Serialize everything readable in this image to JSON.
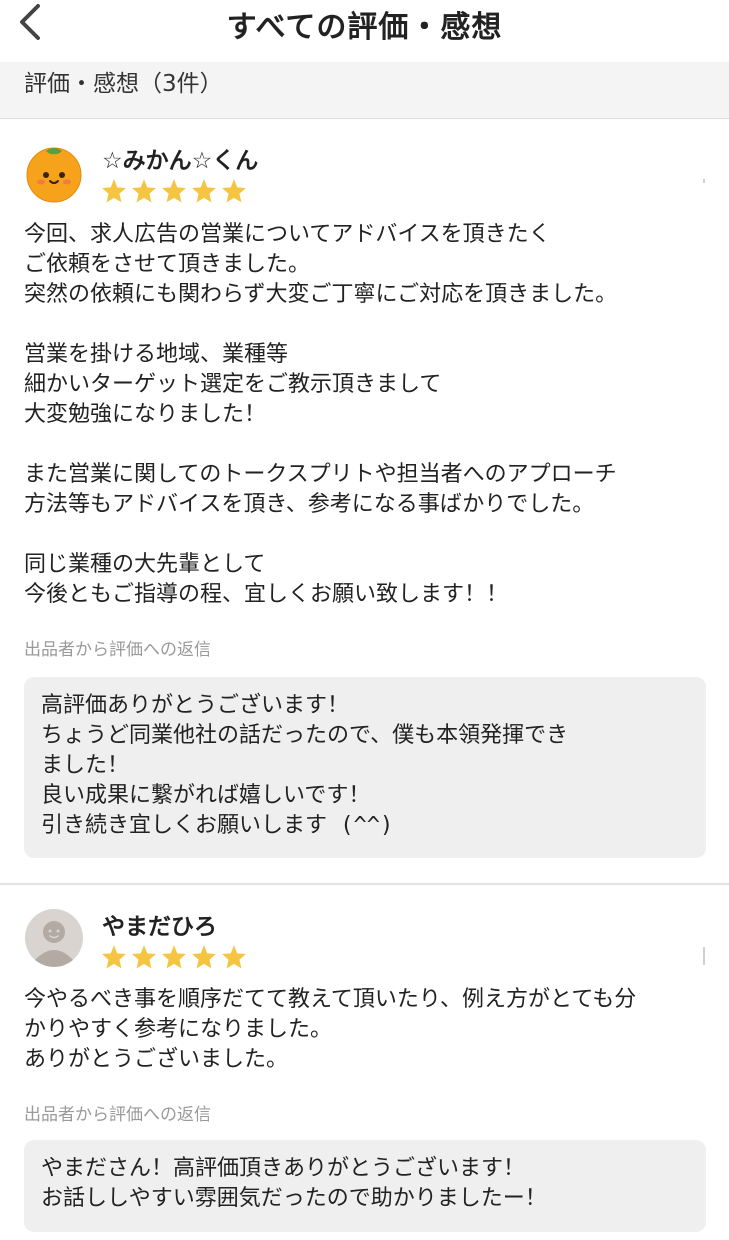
{
  "header": {
    "title": "すべての評価・感想"
  },
  "section": {
    "title": "評価・感想（3件）"
  },
  "reviews": [
    {
      "reviewer": "☆みかん☆くん",
      "avatar": "orange-character-icon",
      "rating": 5,
      "body": "今回、求人広告の営業についてアドバイスを頂きたく\nご依頼をさせて頂きました。\n突然の依頼にも関わらず大変ご丁寧にご対応を頂きました。\n\n営業を掛ける地域、業種等\n細かいターゲット選定をご教示頂きまして\n大変勉強になりました！\n\nまた営業に関してのトークスプリトや担当者へのアプローチ\n方法等もアドバイスを頂き、参考になる事ばかりでした。\n\n同じ業種の大先輩として\n今後ともご指導の程、宜しくお願い致します！！",
      "reply_label": "出品者から評価への返信",
      "reply": "高評価ありがとうございます！\nちょうど同業他社の話だったので、僕も本領発揮でき\nました！\n良い成果に繋がれば嬉しいです！\n引き続き宜しくお願いします (^^)"
    },
    {
      "reviewer": "やまだひろ",
      "avatar": "default-user-icon",
      "rating": 5,
      "body": "今やるべき事を順序だてて教えて頂いたり、例え方がとても分\nかりやすく参考になりました。\nありがとうございました。",
      "reply_label": "出品者から評価への返信",
      "reply": "やまださん！高評価頂きありがとうございます！\nお話ししやすい雰囲気だったので助かりましたー！"
    }
  ],
  "colors": {
    "star": "#f5c542",
    "reply_bg": "#efefef",
    "section_bg": "#f4f4f4"
  }
}
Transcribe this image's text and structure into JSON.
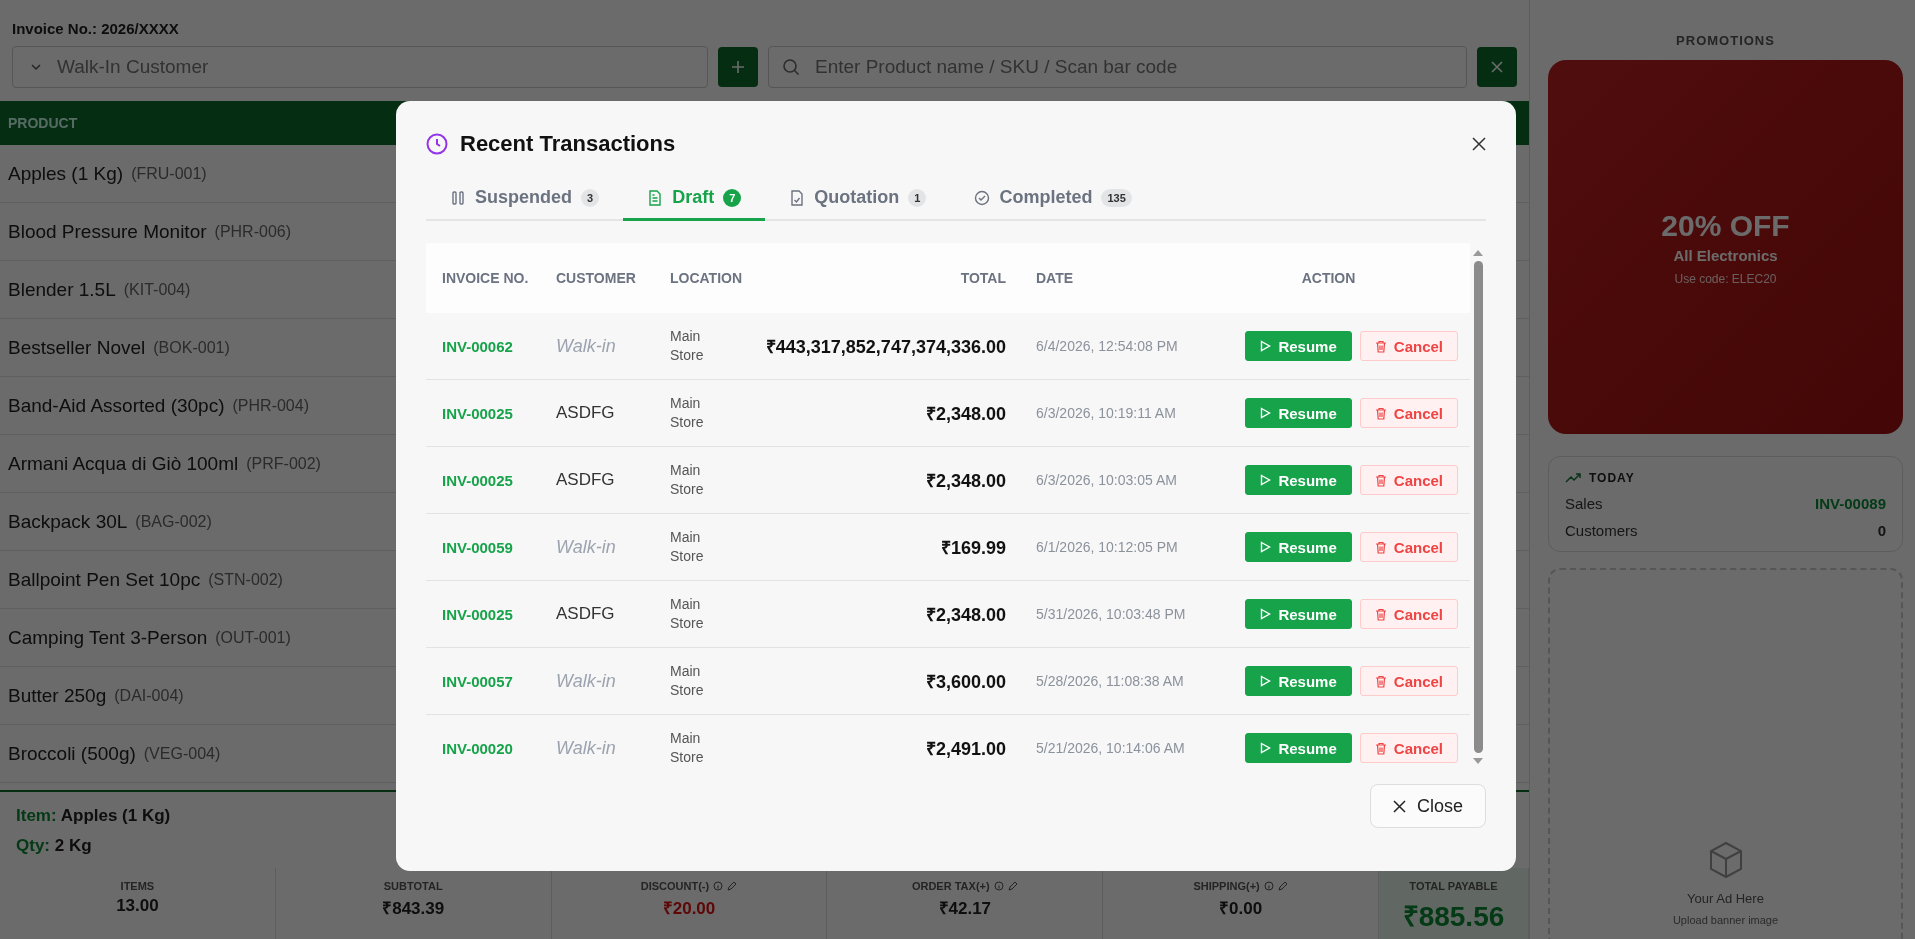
{
  "invoice": {
    "label": "Invoice No.:",
    "number": "2026/XXXX"
  },
  "customer_select": {
    "value": "Walk-In Customer"
  },
  "product_search": {
    "placeholder": "Enter Product name / SKU / Scan bar code"
  },
  "product_table": {
    "column_1": "PRODUCT",
    "rows": [
      {
        "name": "Apples (1 Kg)",
        "sku": "(FRU-001)"
      },
      {
        "name": "Blood Pressure Monitor",
        "sku": "(PHR-006)"
      },
      {
        "name": "Blender 1.5L",
        "sku": "(KIT-004)"
      },
      {
        "name": "Bestseller Novel",
        "sku": "(BOK-001)"
      },
      {
        "name": "Band-Aid Assorted (30pc)",
        "sku": "(PHR-004)"
      },
      {
        "name": "Armani Acqua di Giò 100ml",
        "sku": "(PRF-002)"
      },
      {
        "name": "Backpack 30L",
        "sku": "(BAG-002)"
      },
      {
        "name": "Ballpoint Pen Set 10pc",
        "sku": "(STN-002)"
      },
      {
        "name": "Camping Tent 3-Person",
        "sku": "(OUT-001)"
      },
      {
        "name": "Butter 250g",
        "sku": "(DAI-004)"
      },
      {
        "name": "Broccoli (500g)",
        "sku": "(VEG-004)"
      }
    ]
  },
  "selected_item": {
    "item_label": "Item:",
    "item": "Apples (1 Kg)",
    "qty_label": "Qty:",
    "qty": "2 Kg"
  },
  "summary": [
    {
      "label": "ITEMS",
      "value": "13.00",
      "kind": "plain",
      "editable": false
    },
    {
      "label": "SUBTOTAL",
      "value": "₹843.39",
      "kind": "plain",
      "editable": false
    },
    {
      "label": "DISCOUNT(-)",
      "value": "₹20.00",
      "kind": "negative",
      "editable": true
    },
    {
      "label": "ORDER TAX(+)",
      "value": "₹42.17",
      "kind": "plain",
      "editable": true
    },
    {
      "label": "SHIPPING(+)",
      "value": "₹0.00",
      "kind": "plain",
      "editable": true
    },
    {
      "label": "TOTAL PAYABLE",
      "value": "₹885.56",
      "kind": "total",
      "editable": false
    }
  ],
  "promotions": {
    "title": "PROMOTIONS",
    "card": {
      "headline": "20% OFF",
      "subtitle": "All Electronics",
      "code_text": "Use code: ELEC20"
    }
  },
  "today": {
    "title": "TODAY",
    "rows": [
      {
        "label": "Sales",
        "value": "INV-00089",
        "kind": "link"
      },
      {
        "label": "Customers",
        "value": "0",
        "kind": "plain"
      }
    ]
  },
  "ad": {
    "title": "Your Ad Here",
    "subtitle": "Upload banner image"
  },
  "modal": {
    "title": "Recent Transactions",
    "close_label": "Close",
    "tabs": [
      {
        "label": "Suspended",
        "count": "3",
        "selected": false
      },
      {
        "label": "Draft",
        "count": "7",
        "selected": true
      },
      {
        "label": "Quotation",
        "count": "1",
        "selected": false
      },
      {
        "label": "Completed",
        "count": "135",
        "selected": false
      }
    ],
    "columns": [
      "INVOICE NO.",
      "CUSTOMER",
      "LOCATION",
      "TOTAL",
      "DATE",
      "ACTION"
    ],
    "rows": [
      {
        "invoice": "INV-00062",
        "customer": "Walk-in",
        "kind": "guest",
        "location": "Main Store",
        "total": "₹443,317,852,747,374,336.00",
        "date": "6/4/2026, 12:54:08 PM",
        "resume": "Resume",
        "cancel": "Cancel"
      },
      {
        "invoice": "INV-00025",
        "customer": "ASDFG",
        "kind": "named",
        "location": "Main Store",
        "total": "₹2,348.00",
        "date": "6/3/2026, 10:19:11 AM",
        "resume": "Resume",
        "cancel": "Cancel"
      },
      {
        "invoice": "INV-00025",
        "customer": "ASDFG",
        "kind": "named",
        "location": "Main Store",
        "total": "₹2,348.00",
        "date": "6/3/2026, 10:03:05 AM",
        "resume": "Resume",
        "cancel": "Cancel"
      },
      {
        "invoice": "INV-00059",
        "customer": "Walk-in",
        "kind": "guest",
        "location": "Main Store",
        "total": "₹169.99",
        "date": "6/1/2026, 10:12:05 PM",
        "resume": "Resume",
        "cancel": "Cancel"
      },
      {
        "invoice": "INV-00025",
        "customer": "ASDFG",
        "kind": "named",
        "location": "Main Store",
        "total": "₹2,348.00",
        "date": "5/31/2026, 10:03:48 PM",
        "resume": "Resume",
        "cancel": "Cancel"
      },
      {
        "invoice": "INV-00057",
        "customer": "Walk-in",
        "kind": "guest",
        "location": "Main Store",
        "total": "₹3,600.00",
        "date": "5/28/2026, 11:08:38 AM",
        "resume": "Resume",
        "cancel": "Cancel"
      },
      {
        "invoice": "INV-00020",
        "customer": "Walk-in",
        "kind": "guest",
        "location": "Main Store",
        "total": "₹2,491.00",
        "date": "5/21/2026, 10:14:06 AM",
        "resume": "Resume",
        "cancel": "Cancel"
      }
    ]
  }
}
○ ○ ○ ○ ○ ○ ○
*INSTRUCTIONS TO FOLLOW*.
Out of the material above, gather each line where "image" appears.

*FINISHED TASK*.
Serialize everything readable in this image to JSON.
Transcribe this image's text and structure into JSON.
    "subtitle": "Upload banner image"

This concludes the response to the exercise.